The Art of Intuitive Eating
Our lives,
so seemingly small,
ripple out
to the whole universe
as tiny whispers
like the sounds
of butterfly wings,
and the clear voice
of the living truth.
Island Girl: Avocado Boats
We made these delicious avocado boats for dinner after a perfect island day. Sweet raw corn was teamed with fresh tomatoes and chives from the garden, green onions, zucchini, red bell pepper, and avocado. A squeeze of lime juice, and a sprinkle of salt and pepper completed this easy summer meal that was impressive enough to serve when company comes!

Avocado Boats Ingredients: Serves 2
1 large avocado
1 tomato
1 ear white corn
3-4 tablespoons red bell pepper, diced
1/3 cup zucchini "pasta" (or grated zucchini)
2 tablespoons green onions or chives
Juice of 1 lime
Himalayan salt, pepper, and favorite oil
Cilantro leaves for garnish

Cut avocado lengthwise. Remove pit. Leave skins on.
Slice corn kernels off the cob.
Chop tomato.
Dice the bell pepper.
Grate the zucchini (or use a Saladacco.)
Mince the green onions or chives.

Assemble with a first layer of zucchini.
Add corn, bell pepper, green onions, and the tomato.
Put any leftover corn and tomatoes around boats.
Squeeze lime juice over everything and sprinkle with a touch of salt and red or black pepper.
Garnish with a sprig of cilantro.
Drizzle with a little of your favorite oil, and dig in with a spoon.

Serve with a side dish of sunflower seed salad for a wonderfully nutritious meal!

A Little Story: Island Girl

Island View It was one of those "gift days", when the soft cocoon of love wrapped around us, and the heart felt joy and happiness.

I awoke that morning feeling like an island girl. Eating locally from the land and growing our own food has made us feel like we've sprung up from the earth! After a week of cool and rainy weather that was making us wonder if fall was already here in the north, the winds shifted and rewarded us with sheer beauty—summer was back again!

It was a gentle day that started with doing chi-lel barefoot on the lawn, connecting with the earth and Gaia's healing energies. A spiritual exercise came next, and then I planted some kale and collard starts in our raised bed garden.
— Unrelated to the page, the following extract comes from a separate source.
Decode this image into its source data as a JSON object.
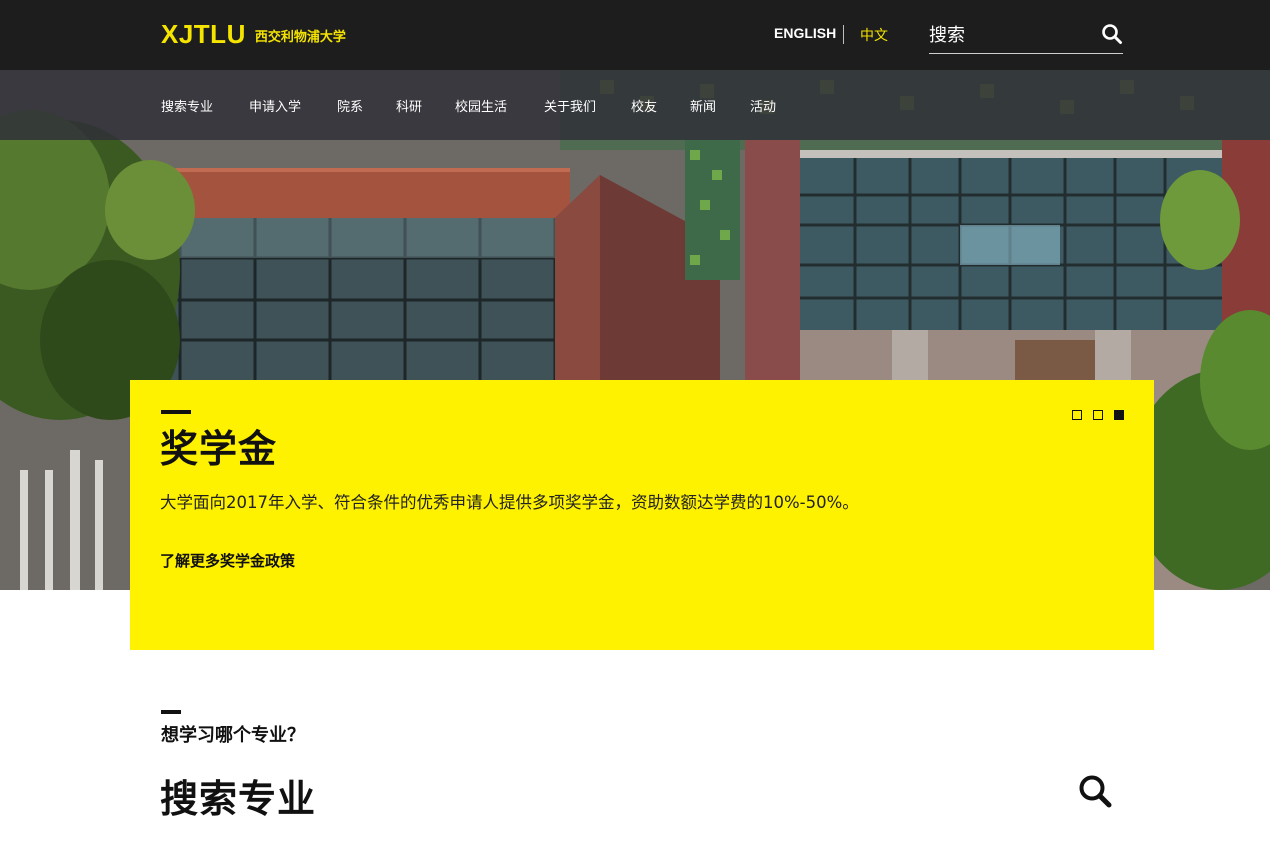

The air was so soft, sweet, and clean, and the sun warmed my body in an intoxicating way. I couldn't resist lingering outside to pick a pint of blackberries in the hedgerow that borders our yard. A little bird kept me company, chirping it's head off the whole time, fluttering from branch to branch. The berries yielded to my touch, and we gobbled them up for lunch. Rex's recipe: one blackberry with two blueberries. Mmmm... ambrosia!

Later, we were drawn to go the west side of the island. Rex had received an intuitive impression that the whales would be there. When we got to our favorite spot, the water in the Haro Strait had that velvety look that usually indicates that whales are near. We lay upon the earth, warmed and golden, taking in the breeze and sun, and felt utterly blessed. Yet no whales.

As we started to head home we saw a small flotilla of boats, a sure sign of orca activity. We pulled the car over and walked down a path to get a closer look. Far below us in the Strait, close to shore, a black fin emerged, and soon we were watching a small pod of orcas languidly rising and diving deep into the blue, blue waters. It was all so magical, like a dream, where time stands still.

These gulf islands are our spiritual home, a place that mirrors our hearts. We drink in the wildness like an elixir and feel such gratitude for a lifestyle that allows us to become more "islandy" with each passing year.

The Healing Feast is about:
healthful practices,
following our intuition,
& eating life-giving foods.

It's about:
transformation, joy,
inspiration, peace, gratitude,
and soulful beauty.

It's about:
living a life filled
with abundance and love,
& giving what is the best
within ourselves to the world.
"A smile from the heart is a gift to receive."